╔══

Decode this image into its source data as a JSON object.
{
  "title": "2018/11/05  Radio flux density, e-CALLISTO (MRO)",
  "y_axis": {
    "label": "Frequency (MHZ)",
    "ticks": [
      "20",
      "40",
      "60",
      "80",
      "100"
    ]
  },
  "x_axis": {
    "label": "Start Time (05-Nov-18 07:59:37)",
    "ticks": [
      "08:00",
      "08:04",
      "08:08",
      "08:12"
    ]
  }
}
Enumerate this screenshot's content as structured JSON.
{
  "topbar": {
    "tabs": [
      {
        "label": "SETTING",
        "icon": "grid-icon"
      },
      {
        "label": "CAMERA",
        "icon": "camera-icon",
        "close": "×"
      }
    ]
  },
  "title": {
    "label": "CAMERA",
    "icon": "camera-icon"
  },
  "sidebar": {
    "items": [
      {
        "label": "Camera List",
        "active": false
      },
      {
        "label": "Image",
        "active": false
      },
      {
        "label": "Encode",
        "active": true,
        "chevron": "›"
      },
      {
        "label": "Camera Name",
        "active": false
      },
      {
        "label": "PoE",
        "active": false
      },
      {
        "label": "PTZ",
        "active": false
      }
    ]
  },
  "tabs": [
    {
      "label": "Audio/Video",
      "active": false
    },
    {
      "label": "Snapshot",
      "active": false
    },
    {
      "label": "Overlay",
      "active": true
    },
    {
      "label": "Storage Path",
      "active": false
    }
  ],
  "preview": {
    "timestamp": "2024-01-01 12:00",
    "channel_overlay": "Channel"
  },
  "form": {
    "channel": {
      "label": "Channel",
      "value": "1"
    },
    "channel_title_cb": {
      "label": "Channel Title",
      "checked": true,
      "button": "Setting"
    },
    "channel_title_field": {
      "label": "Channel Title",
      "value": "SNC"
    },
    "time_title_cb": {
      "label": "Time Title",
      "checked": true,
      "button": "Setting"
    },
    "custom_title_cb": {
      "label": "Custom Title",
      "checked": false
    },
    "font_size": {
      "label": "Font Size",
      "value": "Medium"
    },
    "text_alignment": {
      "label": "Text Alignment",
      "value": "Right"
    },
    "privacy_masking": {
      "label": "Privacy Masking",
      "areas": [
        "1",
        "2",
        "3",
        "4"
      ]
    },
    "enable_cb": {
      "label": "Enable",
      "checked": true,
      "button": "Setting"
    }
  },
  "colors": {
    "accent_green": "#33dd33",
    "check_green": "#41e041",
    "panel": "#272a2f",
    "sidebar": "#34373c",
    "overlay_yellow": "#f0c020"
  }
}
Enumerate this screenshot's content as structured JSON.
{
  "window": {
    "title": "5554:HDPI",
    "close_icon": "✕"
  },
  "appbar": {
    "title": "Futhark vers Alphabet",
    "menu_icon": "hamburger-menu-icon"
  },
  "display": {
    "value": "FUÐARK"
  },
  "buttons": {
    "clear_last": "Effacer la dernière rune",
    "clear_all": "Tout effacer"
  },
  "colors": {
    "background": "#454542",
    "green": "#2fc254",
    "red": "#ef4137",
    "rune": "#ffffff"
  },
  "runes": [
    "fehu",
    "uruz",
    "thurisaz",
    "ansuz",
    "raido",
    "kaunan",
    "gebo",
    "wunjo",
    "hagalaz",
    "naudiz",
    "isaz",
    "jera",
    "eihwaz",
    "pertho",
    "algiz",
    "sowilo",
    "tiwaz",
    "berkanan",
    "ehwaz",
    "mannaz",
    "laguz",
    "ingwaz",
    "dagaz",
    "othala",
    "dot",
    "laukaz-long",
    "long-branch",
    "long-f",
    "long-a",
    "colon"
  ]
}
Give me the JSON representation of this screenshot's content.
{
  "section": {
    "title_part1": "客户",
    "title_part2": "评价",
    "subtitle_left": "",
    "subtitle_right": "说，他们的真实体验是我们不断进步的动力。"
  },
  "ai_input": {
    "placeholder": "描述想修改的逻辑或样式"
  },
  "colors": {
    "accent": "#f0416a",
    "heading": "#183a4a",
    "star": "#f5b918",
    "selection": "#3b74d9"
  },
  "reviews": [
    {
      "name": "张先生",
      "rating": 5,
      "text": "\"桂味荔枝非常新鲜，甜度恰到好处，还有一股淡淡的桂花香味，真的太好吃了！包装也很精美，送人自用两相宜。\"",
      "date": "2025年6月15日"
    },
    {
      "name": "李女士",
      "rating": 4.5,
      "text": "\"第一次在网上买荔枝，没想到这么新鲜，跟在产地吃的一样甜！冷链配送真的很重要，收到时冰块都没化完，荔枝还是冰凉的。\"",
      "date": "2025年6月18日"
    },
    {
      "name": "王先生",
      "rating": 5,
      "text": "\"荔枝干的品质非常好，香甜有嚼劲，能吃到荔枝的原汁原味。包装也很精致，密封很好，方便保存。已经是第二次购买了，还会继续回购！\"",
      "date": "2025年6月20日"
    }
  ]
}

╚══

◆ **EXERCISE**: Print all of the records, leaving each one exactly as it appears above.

◆ **YOUR RESPONSE**:
Decode this image into its source data as a JSON object.
{
  "title": "2018/11/05  Radio flux density, e-CALLISTO (MRO)",
  "y_axis": {
    "label": "Frequency (MHZ)",
    "ticks": [
      "20",
      "40",
      "60",
      "80",
      "100"
    ]
  },
  "x_axis": {
    "label": "Start Time (05-Nov-18 07:59:37)",
    "ticks": [
      "08:00",
      "08:04",
      "08:08",
      "08:12"
    ]
  }
}
Enumerate this screenshot's content as structured JSON.
{
  "topbar": {
    "tabs": [
      {
        "label": "SETTING",
        "icon": "grid-icon"
      },
      {
        "label": "CAMERA",
        "icon": "camera-icon",
        "close": "×"
      }
    ]
  },
  "title": {
    "label": "CAMERA",
    "icon": "camera-icon"
  },
  "sidebar": {
    "items": [
      {
        "label": "Camera List",
        "active": false
      },
      {
        "label": "Image",
        "active": false
      },
      {
        "label": "Encode",
        "active": true,
        "chevron": "›"
      },
      {
        "label": "Camera Name",
        "active": false
      },
      {
        "label": "PoE",
        "active": false
      },
      {
        "label": "PTZ",
        "active": false
      }
    ]
  },
  "tabs": [
    {
      "label": "Audio/Video",
      "active": false
    },
    {
      "label": "Snapshot",
      "active": false
    },
    {
      "label": "Overlay",
      "active": true
    },
    {
      "label": "Storage Path",
      "active": false
    }
  ],
  "preview": {
    "timestamp": "2024-01-01 12:00",
    "channel_overlay": "Channel"
  },
  "form": {
    "channel": {
      "label": "Channel",
      "value": "1"
    },
    "channel_title_cb": {
      "label": "Channel Title",
      "checked": true,
      "button": "Setting"
    },
    "channel_title_field": {
      "label": "Channel Title",
      "value": "SNC"
    },
    "time_title_cb": {
      "label": "Time Title",
      "checked": true,
      "button": "Setting"
    },
    "custom_title_cb": {
      "label": "Custom Title",
      "checked": false
    },
    "font_size": {
      "label": "Font Size",
      "value": "Medium"
    },
    "text_alignment": {
      "label": "Text Alignment",
      "value": "Right"
    },
    "privacy_masking": {
      "label": "Privacy Masking",
      "areas": [
        "1",
        "2",
        "3",
        "4"
      ]
    },
    "enable_cb": {
      "label": "Enable",
      "checked": true,
      "button": "Setting"
    }
  },
  "colors": {
    "accent_green": "#33dd33",
    "check_green": "#41e041",
    "panel": "#272a2f",
    "sidebar": "#34373c",
    "overlay_yellow": "#f0c020"
  }
}
Enumerate this screenshot's content as structured JSON.
{
  "window": {
    "title": "5554:HDPI",
    "close_icon": "✕"
  },
  "appbar": {
    "title": "Futhark vers Alphabet",
    "menu_icon": "hamburger-menu-icon"
  },
  "display": {
    "value": "FUÐARK"
  },
  "buttons": {
    "clear_last": "Effacer la dernière rune",
    "clear_all": "Tout effacer"
  },
  "colors": {
    "background": "#454542",
    "green": "#2fc254",
    "red": "#ef4137",
    "rune": "#ffffff"
  },
  "runes": [
    "fehu",
    "uruz",
    "thurisaz",
    "ansuz",
    "raido",
    "kaunan",
    "gebo",
    "wunjo",
    "hagalaz",
    "naudiz",
    "isaz",
    "jera",
    "eihwaz",
    "pertho",
    "algiz",
    "sowilo",
    "tiwaz",
    "berkanan",
    "ehwaz",
    "mannaz",
    "laguz",
    "ingwaz",
    "dagaz",
    "othala",
    "dot",
    "laukaz-long",
    "long-branch",
    "long-f",
    "long-a",
    "colon"
  ]
}
Give me the JSON representation of this screenshot's content.
{
  "section": {
    "title_part1": "客户",
    "title_part2": "评价",
    "subtitle_left": "",
    "subtitle_right": "说，他们的真实体验是我们不断进步的动力。"
  },
  "ai_input": {
    "placeholder": "描述想修改的逻辑或样式"
  },
  "colors": {
    "accent": "#f0416a",
    "heading": "#183a4a",
    "star": "#f5b918",
    "selection": "#3b74d9"
  },
  "reviews": [
    {
      "name": "张先生",
      "rating": 5,
      "text": "\"桂味荔枝非常新鲜，甜度恰到好处，还有一股淡淡的桂花香味，真的太好吃了！包装也很精美，送人自用两相宜。\"",
      "date": "2025年6月15日"
    },
    {
      "name": "李女士",
      "rating": 4.5,
      "text": "\"第一次在网上买荔枝，没想到这么新鲜，跟在产地吃的一样甜！冷链配送真的很重要，收到时冰块都没化完，荔枝还是冰凉的。\"",
      "date": "2025年6月18日"
    },
    {
      "name": "王先生",
      "rating": 5,
      "text": "\"荔枝干的品质非常好，香甜有嚼劲，能吃到荔枝的原汁原味。包装也很精致，密封很好，方便保存。已经是第二次购买了，还会继续回购！\"",
      "date": "2025年6月20日"
    }
  ]
}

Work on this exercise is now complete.